YOUR TASK:
Copy each entry below exactly. No images.

SOURCE RECORDS:
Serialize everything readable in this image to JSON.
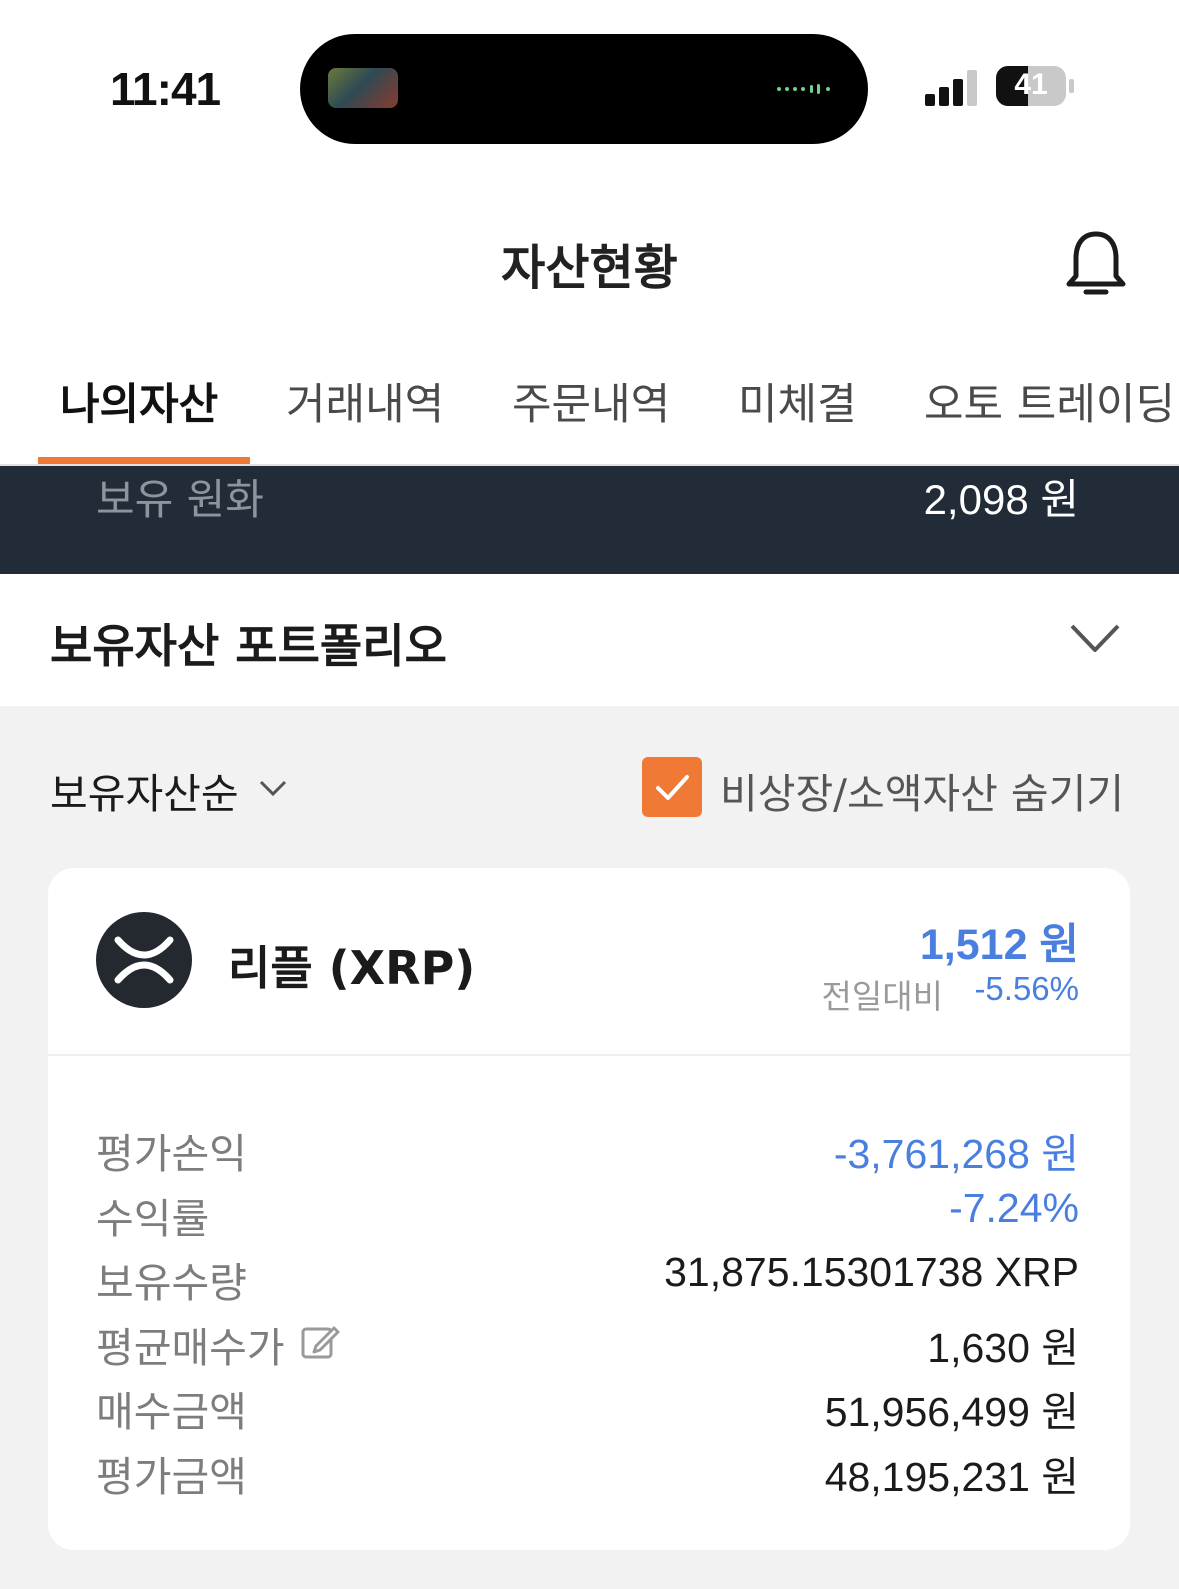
{
  "status_bar": {
    "time": "11:41",
    "battery": "41"
  },
  "header": {
    "title": "자산현황"
  },
  "tabs": [
    {
      "label": "나의자산",
      "active": true
    },
    {
      "label": "거래내역"
    },
    {
      "label": "주문내역"
    },
    {
      "label": "미체결"
    },
    {
      "label": "오토 트레이딩"
    }
  ],
  "krw": {
    "label": "보유 원화",
    "value": "2,098 원"
  },
  "portfolio": {
    "title": "보유자산 포트폴리오"
  },
  "filters": {
    "sort_label": "보유자산순",
    "hide_label": "비상장/소액자산 숨기기",
    "hide_checked": true
  },
  "asset": {
    "name": "리플 (XRP)",
    "price": "1,512 원",
    "change_label": "전일대비",
    "change_value": "-5.56%",
    "rows": [
      {
        "label": "평가손익",
        "value": "-3,761,268 원"
      },
      {
        "label": "수익률",
        "value": "-7.24%"
      },
      {
        "label": "보유수량",
        "value": "31,875.15301738 XRP"
      },
      {
        "label": "평균매수가",
        "value": "1,630 원"
      },
      {
        "label": "매수금액",
        "value": "51,956,499 원"
      },
      {
        "label": "평가금액",
        "value": "48,195,231 원"
      }
    ]
  },
  "colors": {
    "accent": "#f07a35",
    "negative": "#4a7fe0",
    "dark_strip": "#222b38"
  },
  "icons": [
    "bell-icon",
    "chevron-down-icon",
    "check-icon",
    "xrp-logo-icon",
    "edit-icon",
    "signal-icon",
    "battery-icon"
  ]
}
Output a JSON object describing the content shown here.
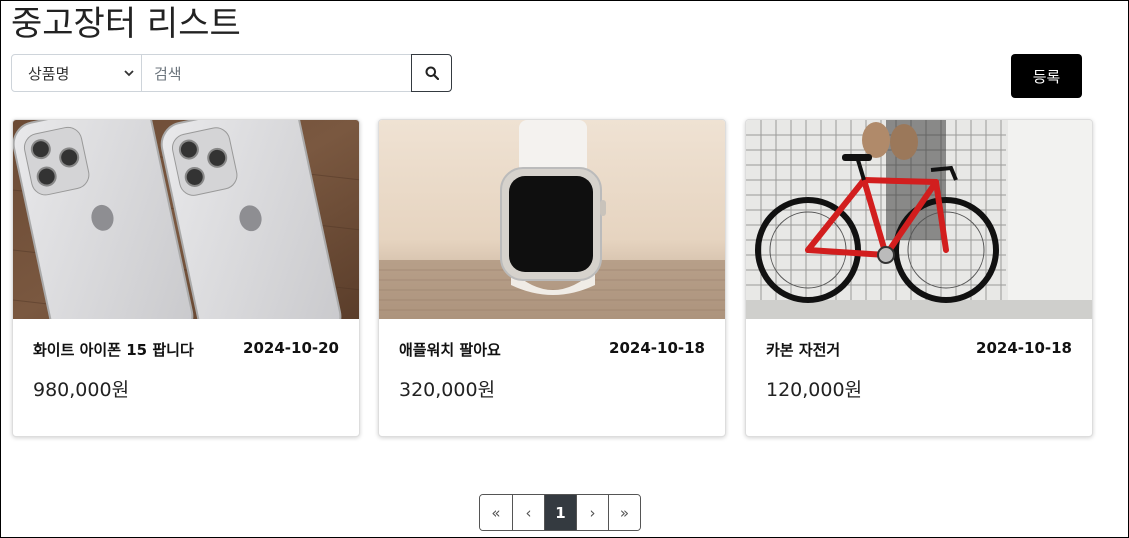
{
  "page": {
    "title": "중고장터 리스트"
  },
  "search": {
    "select_value": "상품명",
    "placeholder": "검색",
    "button_icon": "search-icon"
  },
  "register": {
    "label": "등록"
  },
  "products": [
    {
      "name": "화이트 아이폰 15 팝니다",
      "date": "2024-10-20",
      "price": "980,000원",
      "image": "iphone-photo"
    },
    {
      "name": "애플워치 팔아요",
      "date": "2024-10-18",
      "price": "320,000원",
      "image": "apple-watch-photo"
    },
    {
      "name": "카본 자전거",
      "date": "2024-10-18",
      "price": "120,000원",
      "image": "bicycle-photo"
    }
  ],
  "pagination": {
    "first": "«",
    "prev": "‹",
    "current": "1",
    "next": "›",
    "last": "»"
  }
}
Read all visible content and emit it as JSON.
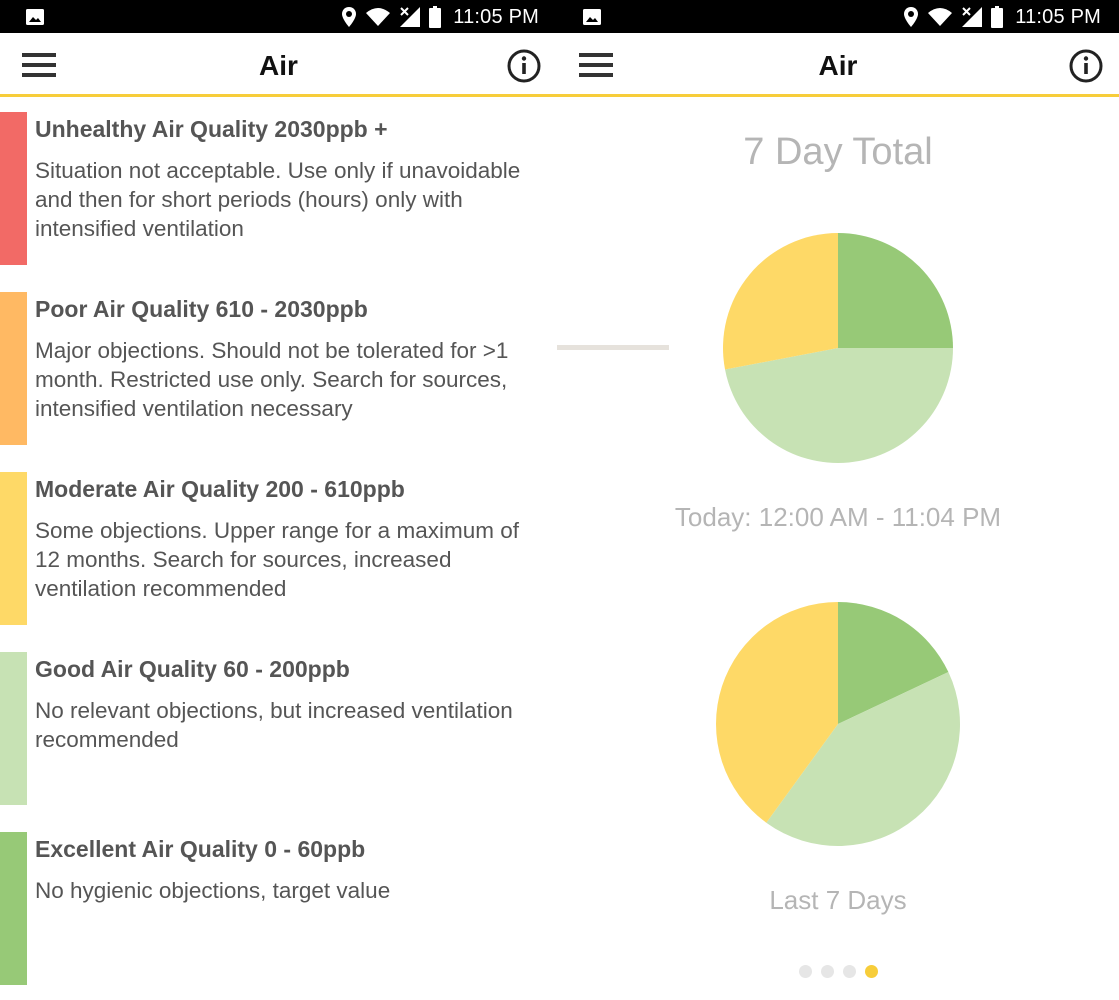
{
  "status_bar": {
    "time": "11:05 PM"
  },
  "app_bar": {
    "title": "Air"
  },
  "quality_levels": [
    {
      "heading": "Unhealthy Air Quality 2030ppb +",
      "description": "Situation not acceptable. Use only if unavoidable and then for short periods (hours) only with intensified ventilation",
      "color": "#f26a66"
    },
    {
      "heading": "Poor Air Quality 610 - 2030ppb",
      "description": "Major objections. Should not be tolerated for >1 month. Restricted use only. Search for sources, intensified ventilation necessary",
      "color": "#ffb963"
    },
    {
      "heading": "Moderate Air Quality 200 - 610ppb",
      "description": "Some objections. Upper range for a maximum of 12 months. Search for sources, increased ventilation recommended",
      "color": "#fed967"
    },
    {
      "heading": "Good Air Quality 60 - 200ppb",
      "description": "No relevant objections, but increased ventilation recommended",
      "color": "#c7e2b4"
    },
    {
      "heading": "Excellent Air Quality 0 - 60ppb",
      "description": "No hygienic objections, target value",
      "color": "#97c977"
    }
  ],
  "summary": {
    "title": "7 Day Total",
    "pager": {
      "total": 4,
      "active": 3
    }
  },
  "chart_data": [
    {
      "type": "pie",
      "caption": "Today: 12:00 AM - 11:04 PM",
      "slices": [
        {
          "label": "Excellent",
          "value": 25,
          "color": "#97c977"
        },
        {
          "label": "Good",
          "value": 47,
          "color": "#c7e2b4"
        },
        {
          "label": "Moderate",
          "value": 28,
          "color": "#fed967"
        }
      ]
    },
    {
      "type": "pie",
      "caption": "Last 7 Days",
      "slices": [
        {
          "label": "Excellent",
          "value": 18,
          "color": "#97c977"
        },
        {
          "label": "Good",
          "value": 42,
          "color": "#c7e2b4"
        },
        {
          "label": "Moderate",
          "value": 40,
          "color": "#fed967"
        }
      ]
    }
  ]
}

RESPONSE:
Serialize everything readable in this image to JSON.
{
  "status_bar": {
    "time": "11:41",
    "battery": "41"
  },
  "header": {
    "title": "자산현황"
  },
  "tabs": [
    {
      "label": "나의자산",
      "active": true
    },
    {
      "label": "거래내역"
    },
    {
      "label": "주문내역"
    },
    {
      "label": "미체결"
    },
    {
      "label": "오토 트레이딩"
    }
  ],
  "krw": {
    "label": "보유 원화",
    "value": "2,098 원"
  },
  "portfolio": {
    "title": "보유자산 포트폴리오"
  },
  "filters": {
    "sort_label": "보유자산순",
    "hide_label": "비상장/소액자산 숨기기",
    "hide_checked": true
  },
  "asset": {
    "name": "리플 (XRP)",
    "price": "1,512 원",
    "change_label": "전일대비",
    "change_value": "-5.56%",
    "rows": [
      {
        "label": "평가손익",
        "value": "-3,761,268 원"
      },
      {
        "label": "수익률",
        "value": "-7.24%"
      },
      {
        "label": "보유수량",
        "value": "31,875.15301738 XRP"
      },
      {
        "label": "평균매수가",
        "value": "1,630 원"
      },
      {
        "label": "매수금액",
        "value": "51,956,499 원"
      },
      {
        "label": "평가금액",
        "value": "48,195,231 원"
      }
    ]
  },
  "colors": {
    "accent": "#f07a35",
    "negative": "#4a7fe0",
    "dark_strip": "#222b38"
  },
  "icons": [
    "bell-icon",
    "chevron-down-icon",
    "check-icon",
    "xrp-logo-icon",
    "edit-icon",
    "signal-icon",
    "battery-icon"
  ]
}
Output a JSON object describing the content shown here.
{
  "page": {
    "title": "중고장터 리스트"
  },
  "search": {
    "select_value": "상품명",
    "placeholder": "검색",
    "button_icon": "search-icon"
  },
  "register": {
    "label": "등록"
  },
  "products": [
    {
      "name": "화이트 아이폰 15 팝니다",
      "date": "2024-10-20",
      "price": "980,000원",
      "image": "iphone-photo"
    },
    {
      "name": "애플워치 팔아요",
      "date": "2024-10-18",
      "price": "320,000원",
      "image": "apple-watch-photo"
    },
    {
      "name": "카본 자전거",
      "date": "2024-10-18",
      "price": "120,000원",
      "image": "bicycle-photo"
    }
  ],
  "pagination": {
    "first": "«",
    "prev": "‹",
    "current": "1",
    "next": "›",
    "last": "»"
  }
}
Read all visible content and emit it as JSON.
{
  "status_bar": {
    "time": "11:05 PM"
  },
  "app_bar": {
    "title": "Air"
  },
  "quality_levels": [
    {
      "heading": "Unhealthy Air Quality 2030ppb +",
      "description": "Situation not acceptable. Use only if unavoidable and then for short periods (hours) only with intensified ventilation",
      "color": "#f26a66"
    },
    {
      "heading": "Poor Air Quality 610 - 2030ppb",
      "description": "Major objections. Should not be tolerated for >1 month. Restricted use only. Search for sources, intensified ventilation necessary",
      "color": "#ffb963"
    },
    {
      "heading": "Moderate Air Quality 200 - 610ppb",
      "description": "Some objections. Upper range for a maximum of 12 months. Search for sources, increased ventilation recommended",
      "color": "#fed967"
    },
    {
      "heading": "Good Air Quality 60 - 200ppb",
      "description": "No relevant objections, but increased ventilation recommended",
      "color": "#c7e2b4"
    },
    {
      "heading": "Excellent Air Quality 0 - 60ppb",
      "description": "No hygienic objections, target value",
      "color": "#97c977"
    }
  ],
  "summary": {
    "title": "7 Day Total",
    "pager": {
      "total": 4,
      "active": 3
    }
  },
  "chart_data": [
    {
      "type": "pie",
      "caption": "Today: 12:00 AM - 11:04 PM",
      "slices": [
        {
          "label": "Excellent",
          "value": 25,
          "color": "#97c977"
        },
        {
          "label": "Good",
          "value": 47,
          "color": "#c7e2b4"
        },
        {
          "label": "Moderate",
          "value": 28,
          "color": "#fed967"
        }
      ]
    },
    {
      "type": "pie",
      "caption": "Last 7 Days",
      "slices": [
        {
          "label": "Excellent",
          "value": 18,
          "color": "#97c977"
        },
        {
          "label": "Good",
          "value": 42,
          "color": "#c7e2b4"
        },
        {
          "label": "Moderate",
          "value": 40,
          "color": "#fed967"
        }
      ]
    }
  ]
}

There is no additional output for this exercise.